The Queen’s Royal Standard and its usage
The royal standard is actually a banner of arms and it used by members of the royal family, notably Her Majesty the Queen. It flies above her royal homes when she is in residence.
Traditionally, it is the only flag that is flown from royal properties
Why the flag is never at half mast
The flag exists in order to show that the monarch is in residence and is never flown at half mast (or half staff as it is also known). Some people imagine that it should be lowered to half mast when the sovereign dies but this isn’t the case.
Monarchs do not die in hospitals; they see out their last hours at home. And in this event, the heir to the throne is invariably summoned and is present.
Therefore when the sovereign dies, the heir immediately becomes king or queen so the present monarch is in residence. (the King is dead. Long live the King). It is deeply symbolic of the continuity of the monarchy.
In 1910, young princes David (later Edward VIII) and Bertie (later George VI) looked out of the window of Buckingham Palace and saw the unthinkable – the Royal Standard was at half mast. Rushing to their father, they were told that their grandfather, King Edward VII had died. They told their father, now George V, that they knew because of the Royal Standard. The new king, although distressed by the death of his father, called immediately for an equerry to rectify this error.
Diana, Princess of Wales
In August 1997, when Diana died, the press whipped public opinion into a frenzy about the fact that there was no flag flown at half mast from Buckingham Palace. Many people feel that this question would have never occurred to the public and blame the media for the ensuing outcry.
The queen, whose priorities at that time were strictly for her two grandsons who had tragically lost their mother, was hurt and baffled by this.

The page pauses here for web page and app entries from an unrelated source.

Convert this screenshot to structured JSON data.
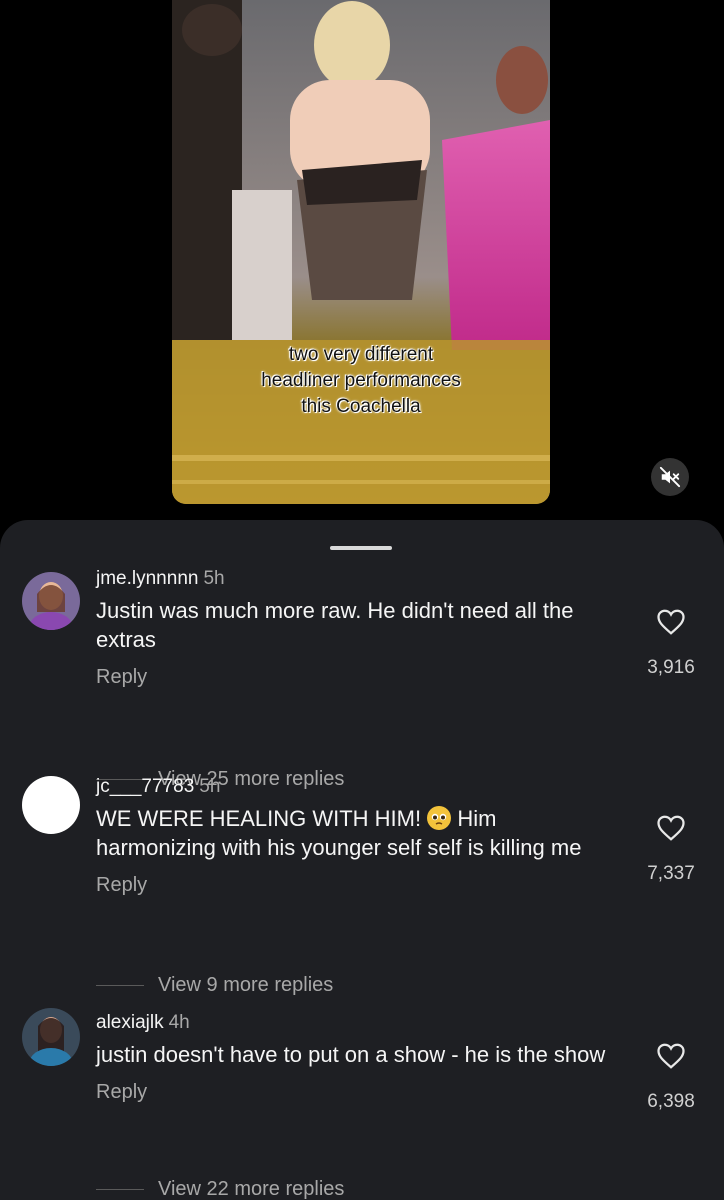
{
  "video": {
    "caption_lines": [
      "two very different",
      "headliner performances",
      "this Coachella"
    ]
  },
  "comments": [
    {
      "username": "jme.lynnnnn",
      "time": "5h",
      "text": "Justin was much more raw. He didn't need all the extras",
      "reply_label": "Reply",
      "view_replies": "View 25 more replies",
      "likes": "3,916"
    },
    {
      "username": "jc___77783",
      "time": "5h",
      "text_before_emoji": "WE WERE HEALING WITH HIM!",
      "emoji": "pleading-face",
      "text_after_emoji": "Him harmonizing with his younger self self is killing me",
      "reply_label": "Reply",
      "view_replies": "View 9 more replies",
      "likes": "7,337"
    },
    {
      "username": "alexiajlk",
      "time": "4h",
      "text": "justin doesn't have to put on a show - he is the show",
      "reply_label": "Reply",
      "view_replies": "View 22 more replies",
      "likes": "6,398"
    }
  ],
  "colors": {
    "sheet_bg": "#1e1f23",
    "secondary_text": "#a8a8a8"
  }
}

She was also a little angry.
She felt that it showed a lack of understanding about British tradition and history. The Royal Standard, as explained above, is never flown at half mast. The flagpole at the palace was bare because no flags are ever flown over a royal residence when the sovereign isn’t there. She didn’t expect that some members of the general public would be aware of the finer points of the symbolism of Buckingham Palace flags, but the media was certainly expected to be.

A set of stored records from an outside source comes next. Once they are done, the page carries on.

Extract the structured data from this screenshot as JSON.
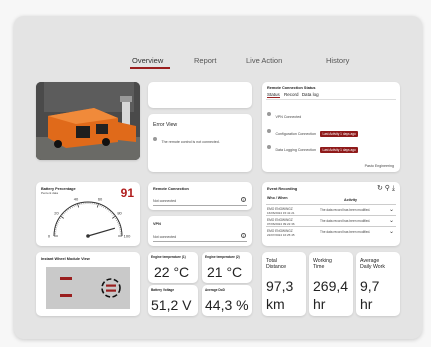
{
  "nav": {
    "tabs": [
      {
        "label": "Overview",
        "active": true
      },
      {
        "label": "Report",
        "active": false
      },
      {
        "label": "Live Action",
        "active": false
      },
      {
        "label": "History",
        "active": false
      }
    ]
  },
  "error_view": {
    "title": "Error View",
    "message": "The remote control is not connected."
  },
  "remote_status": {
    "heading": "Remote Connection Status",
    "tabs": [
      "Status",
      "Record",
      "Data log"
    ],
    "rows": [
      {
        "label": "VPN Connected",
        "badge": ""
      },
      {
        "label": "Configuration Connection",
        "badge": "Last Activity 1 days ago"
      },
      {
        "label": "Data Logging Connection",
        "badge": "Last Activity 1 days ago"
      }
    ],
    "footer": "Pasto Engineering"
  },
  "battery": {
    "title": "Battery Percentage",
    "subtitle": "Percent data",
    "value": "91",
    "gauge_labels": [
      "0",
      "20",
      "40",
      "60",
      "80",
      "100"
    ],
    "level_percent": 91
  },
  "remote_connection": {
    "title": "Remote Connection",
    "value": "Not connected"
  },
  "vpn": {
    "title": "VPN",
    "value": "Not connected"
  },
  "events": {
    "title": "Event Recording",
    "col_who": "Who",
    "col_when": "When",
    "col_activity": "Activity",
    "rows": [
      {
        "who": "EMO ENGWINGZ",
        "when": "16/06/2024 15:41:21",
        "activity": "The data record has been modified."
      },
      {
        "who": "EMO ENGWINGZ",
        "when": "07/06/2024 09:22:36",
        "activity": "The data record has been modified."
      },
      {
        "who": "EMO ENGWINGZ",
        "when": "22/07/2024 16:25:45",
        "activity": "The data record has been modified."
      }
    ]
  },
  "wheel": {
    "title": "Instant Wheel Module View"
  },
  "metrics": [
    {
      "label": "Engine temperature (1)",
      "value": "22 °C"
    },
    {
      "label": "Engine temperature (2)",
      "value": "21 °C"
    },
    {
      "label": "Battery Voltage",
      "value": "51,2 V"
    },
    {
      "label": "Average DoD",
      "value": "44,3 %"
    }
  ],
  "totals": [
    {
      "label_1": "Total",
      "label_2": "Distance",
      "value": "97,3",
      "unit": "km"
    },
    {
      "label_1": "Working",
      "label_2": "Time",
      "value": "269,4",
      "unit": "hr"
    },
    {
      "label_1": "Average",
      "label_2": "Daily Work",
      "value": "9,7",
      "unit": "hr"
    }
  ],
  "colors": {
    "accent": "#9a1f1f",
    "badge": "#8f1a1a",
    "battery_value": "#b01c1c",
    "wheel_panel": "#c9c9c9"
  }
}
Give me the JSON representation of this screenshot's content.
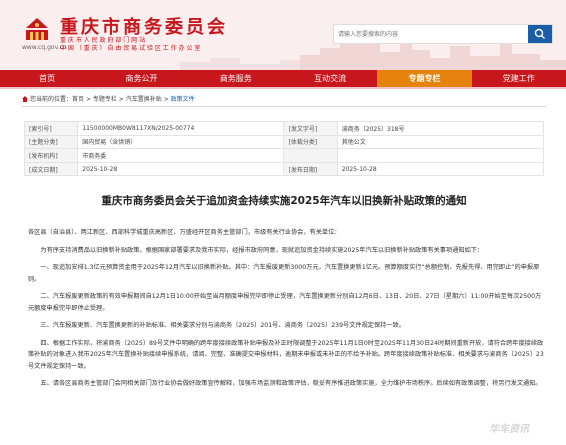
{
  "header": {
    "site_title": "重庆市商务委员会",
    "site_sub_1": "重 庆 市 人 民 政 府 部 门 网 站",
    "site_sub_2": "中 国 （ 重 庆 ） 自 由 贸 易 试 验 区 工 作 办 公 室",
    "site_url": "www.cq.gov.cn",
    "search_placeholder": "请输入您要搜索的内容"
  },
  "nav": [
    "首页",
    "商务公开",
    "商务服务",
    "互动交流",
    "专题专栏",
    "党建工作"
  ],
  "nav_active_index": 4,
  "breadcrumb": {
    "label": "您当前的位置：",
    "items": [
      "首页",
      "专题专栏",
      "汽车置换补贴"
    ],
    "current": "政策文件",
    "sep": " > "
  },
  "info": [
    [
      "[索引号]",
      "11500000MB0W8117XN/2025-00774",
      "[发文字号]",
      "渝商务〔2025〕318号"
    ],
    [
      "[主题分类]",
      "国内贸易（含供销）",
      "[体裁分类]",
      "其他公文"
    ],
    [
      "[发布机构]",
      "市商务委",
      "",
      ""
    ],
    [
      "[成文日期]",
      "2025-10-28",
      "[发布日期]",
      "2025-10-28"
    ]
  ],
  "doc_title": "重庆市商务委员会关于追加资金持续实施2025年汽车以旧换新补贴政策的通知",
  "body": {
    "addressee": "各区县（自治县）、两江新区、西部科学城重庆高新区、万盛经开区商务主管部门，市级有关行业协会，有关单位：",
    "intro": "为有序支持消费品以旧换新补贴政策，根据国家部署要求及我市实际，经报市政府同意，现就追加资金持续实施2025年汽车以旧换新补贴政策有关事项通知如下：",
    "p1": "一、现追加安排1.3亿元预算资金用于2025年12月汽车以旧换新补贴。其中：汽车报废更新3000万元，汽车置换更新1亿元。预算额度实行“总额控制、先报先得、用完即止”的申报原则。",
    "p2": "二、汽车报废更新政策的有效申报期间自12月1日10:00开始至当月额度申报完毕即停止受理，汽车置换更新分别自12月6日、13日、20日、27日（星期六）11:00开始至每次2500万元额度申报完毕即停止受理。",
    "p3": "三、汽车报废更新、汽车置换更新的补贴标准、相关要求分别与渝商务〔2025〕201号、渝商务〔2025〕239号文件规定保持一致。",
    "p4": "四、根据工作实际，将渝商务〔2025〕89号文件中明确的跨年度接续政策补贴申报及补正时限调整于2025年11月1日0时至2025年11月30日24时期间重新开放，请符合跨年度接续政策补贴的对象进入我市2025年汽车置换补贴接续申报系统，请阅、完整、准确提交申报材料，逾期未申报或未补正的不给予补贴。跨年度接续政策补贴标准、相关要求与渝商务〔2025〕23号文件规定保持一致。",
    "p5": "五、请各区县商务主管部门会同相关部门及行业协会做好政策宣传解释，加强市场监测和政策评估，稳妥有序推进政策实施，全力维护市场秩序。后续如有政策调整，将另行发文通知。"
  },
  "watermark": "华车资讯",
  "colors": {
    "brand_red": "#c8161d",
    "nav_active": "#e6830f",
    "search_blue": "#1a5ea8"
  }
}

The queen could see any reason why the traditions of hundreds of years should be abandoned.
As we know, after several days of the media’s pressure on the situation, the queen gave in to popular opinion, returned to London, with the boys, and as a compromise, allowed the Union Flag to be flown at half mast.
This action set a precedent and today, the Union Flag can often be seen flying above Buckingham Palace.